If you have been reading this blog for a while, or you know me outside of the blogosphere, you probably know that one of my passions is writing. While I do write on this blog, the main focus has been visual art. Well, I’ve decided that I would like to start doing a little more writing, and I though that a great way to do it would be to start writing a weekly post on things that inspire me, in the form of a longer personal essay.
This may not seem like a big change, and hopefully it will just flow with the natural rhythm of this blog, but it will also give you, the reader, something more to think about, enjoy, and use as inspirational fuel for your life. All of these posts will be tagged and titled “Inspiration Digest” for you to find easily. I will plan to post them by the end of the day every Sunday, with some allowances for weekend trips, etc.
Since one of the big points of this is to exercise my writing muscles, I thought there was no more fitting first topic than reading and writing: two great sources of inspiration to me. So, here it goes—enjoy!
I can’t remember a particular event that slingshotted me into the world of words, but there was one summer when I clearly remember moving from not liking to read, to inhaling books. I was ten. It was the summer before sixth grade, and there was a long list of books I was supposed to read before entering junior high in the fall. I can’t even remember the name of the first book, but I can remember the feeling. Hot, humid nights sitting in the wind of a fan, the cool sheets of my parents’ bed where I would hide out because it was cooler than my bedroom.

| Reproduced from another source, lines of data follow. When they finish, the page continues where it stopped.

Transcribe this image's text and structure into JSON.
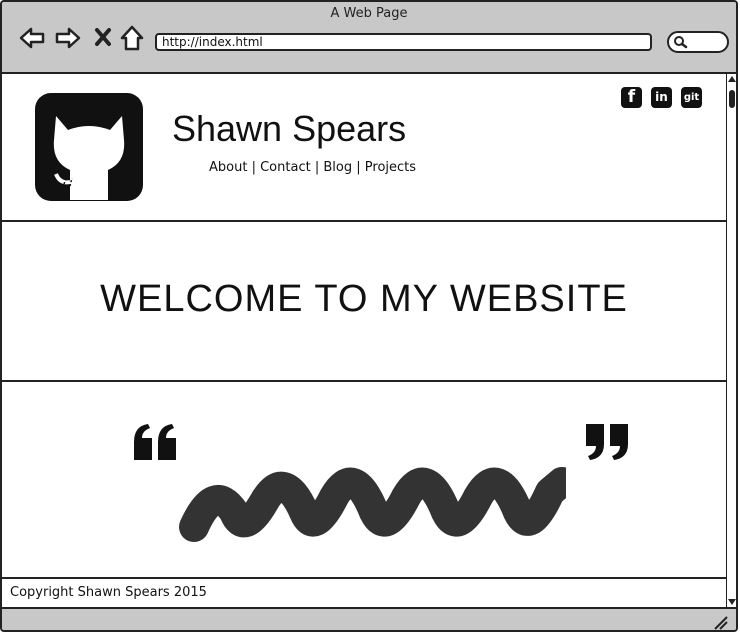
{
  "window": {
    "title": "A Web Page"
  },
  "browser": {
    "url": "http://index.html"
  },
  "header": {
    "site_name": "Shawn Spears",
    "nav": {
      "about": "About",
      "contact": "Contact",
      "blog": "Blog",
      "projects": "Projects",
      "separator": "|"
    },
    "social": {
      "facebook": "f",
      "linkedin": "in",
      "github": "git"
    }
  },
  "hero": {
    "heading": "WELCOME TO MY WEBSITE"
  },
  "footer": {
    "copyright": "Copyright Shawn Spears 2015"
  },
  "icons": [
    "back-arrow-icon",
    "forward-arrow-icon",
    "close-icon",
    "home-icon",
    "search-icon",
    "github-logo-icon",
    "facebook-icon",
    "linkedin-icon",
    "github-icon",
    "open-quote-icon",
    "close-quote-icon",
    "resize-grip-icon"
  ],
  "colors": {
    "chrome": "#c8c8c8",
    "ink": "#111111",
    "scribble": "#333333"
  }
}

The girl in the book was young like me, and I dropped into that book and followed her around. There was that urge in my belly, pushing me through each page—that feeling where you almost start skimming because you must know what happens, how it all ends up. You look from the clock, to the page, to the clock, as you cut into the night, traveling into that other dimension. After that summer, there was never a day when I wasn’t reading something.

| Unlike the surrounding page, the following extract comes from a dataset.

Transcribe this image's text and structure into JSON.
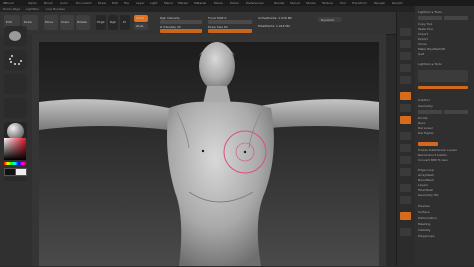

Even before I became addicted to reading longer books, I was in love with poetry. Some Sunday nights, my family would read poetry around the dinner table, and I was always a dreamy, sensitive child, so it stuck with me. And in the end, poetry is what really did me in—by high school I was onto Sylvia Plath and T.S. Eliot, and my journal was never very far away. I was an odd and quiet type, and writing poetry was the main place I could be free and honest and fully myself, so every night before bed, nestled up against my window, I lived out my dreams through writing.

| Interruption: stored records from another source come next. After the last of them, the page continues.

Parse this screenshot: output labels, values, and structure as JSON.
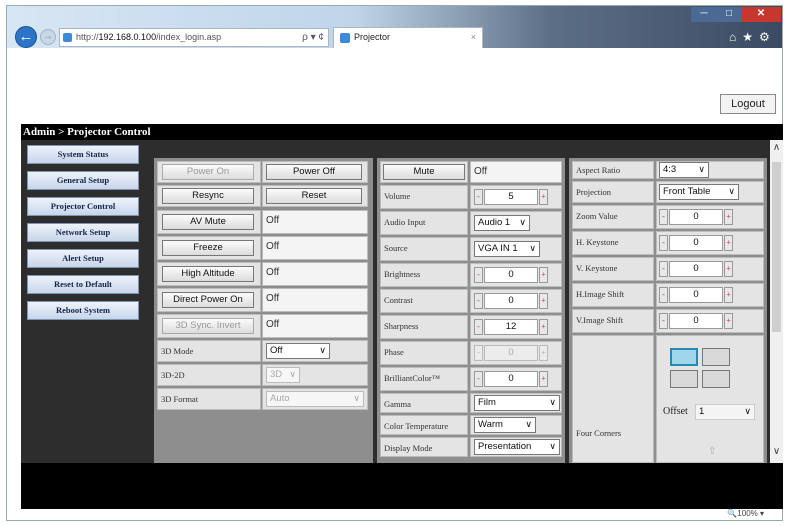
{
  "browser": {
    "url_prefix": "http://",
    "url_host": "192.168.0.100",
    "url_path": "/index_login.asp",
    "address_tools": "ρ ▾ ¢",
    "tab_title": "Projector",
    "tab_close": "×",
    "win_min": "─",
    "win_max": "□",
    "win_close": "✕",
    "icons": "⌂★⚙",
    "zoom": "🔍100%  ▾"
  },
  "page": {
    "logout_label": "Logout",
    "breadcrumb": "Admin > Projector Control"
  },
  "sidebar": {
    "items": [
      {
        "label": "System Status"
      },
      {
        "label": "General Setup"
      },
      {
        "label": "Projector Control"
      },
      {
        "label": "Network Setup"
      },
      {
        "label": "Alert Setup"
      },
      {
        "label": "Reset to Default"
      },
      {
        "label": "Reboot System"
      }
    ]
  },
  "left_panel": {
    "power_on": "Power On",
    "power_off": "Power Off",
    "resync": "Resync",
    "reset": "Reset",
    "av_mute": "AV Mute",
    "av_mute_value": "Off",
    "freeze": "Freeze",
    "freeze_value": "Off",
    "high_altitude": "High Altitude",
    "high_altitude_value": "Off",
    "direct_power_on": "Direct Power On",
    "direct_power_on_value": "Off",
    "sync_invert": "3D Sync. Invert",
    "sync_invert_value": "Off",
    "mode_3d_label": "3D Mode",
    "mode_3d_value": "Off",
    "to_2d_label": "3D-2D",
    "to_2d_value": "3D",
    "format_3d_label": "3D Format",
    "format_3d_value": "Auto"
  },
  "mid_panel": {
    "mute": "Mute",
    "mute_value": "Off",
    "volume_label": "Volume",
    "volume": "5",
    "audio_input_label": "Audio Input",
    "audio_input": "Audio 1",
    "source_label": "Source",
    "source": "VGA IN 1",
    "brightness_label": "Brightness",
    "brightness": "0",
    "contrast_label": "Contrast",
    "contrast": "0",
    "sharpness_label": "Sharpness",
    "sharpness": "12",
    "phase_label": "Phase",
    "phase": "0",
    "brilliantcolor_label": "BrilliantColor™",
    "brilliantcolor": "0",
    "gamma_label": "Gamma",
    "gamma": "Film",
    "color_temp_label": "Color Temperature",
    "color_temp": "Warm",
    "display_mode_label": "Display Mode",
    "display_mode": "Presentation"
  },
  "right_panel": {
    "aspect_ratio_label": "Aspect Ratio",
    "aspect_ratio": "4:3",
    "projection_label": "Projection",
    "projection": "Front Table",
    "zoom_label": "Zoom Value",
    "zoom": "0",
    "h_keystone_label": "H. Keystone",
    "h_keystone": "0",
    "v_keystone_label": "V. Keystone",
    "v_keystone": "0",
    "h_shift_label": "H.Image Shift",
    "h_shift": "0",
    "v_shift_label": "V.Image Shift",
    "v_shift": "0",
    "four_corners_label": "Four Corners",
    "offset_label": "Offset",
    "offset": "1"
  },
  "stepper": {
    "minus": "-",
    "plus": "+"
  },
  "caret": "∨",
  "colors": {
    "title_bar": "#000000",
    "content_bg": "#2d2d2d",
    "nav_text": "#13254a",
    "accent": "#2c74c8"
  }
}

It’s funny to look back on that time because I didn’t know it then, but writing was what saved me. It was a need, maybe more important than breathing. I’m not sure how people made it through high school without writing—drugs, violence? I could scream in my journals, beat people up, shout and swear, without hurting anyone. I also started to really fall in love with words, and that feeling that happens when you read good writing—that arresting gasp that knocks the wind out of your heart when you read something so beautifully truthful, like the writer had visited inside your heart and recorded the whispers.
This is why I write, why I read—why I studied reading and writing in college, and why I keep reading writers like Isabel Allende, E.E. Cummings, John Updike, Anne Sexton, and Billy Collins. This is in large part, why I live—good writing can stop all clocks for me, as the words fall down on me like rain, arrive around me like a cool Spring breeze, and weave themselves into me.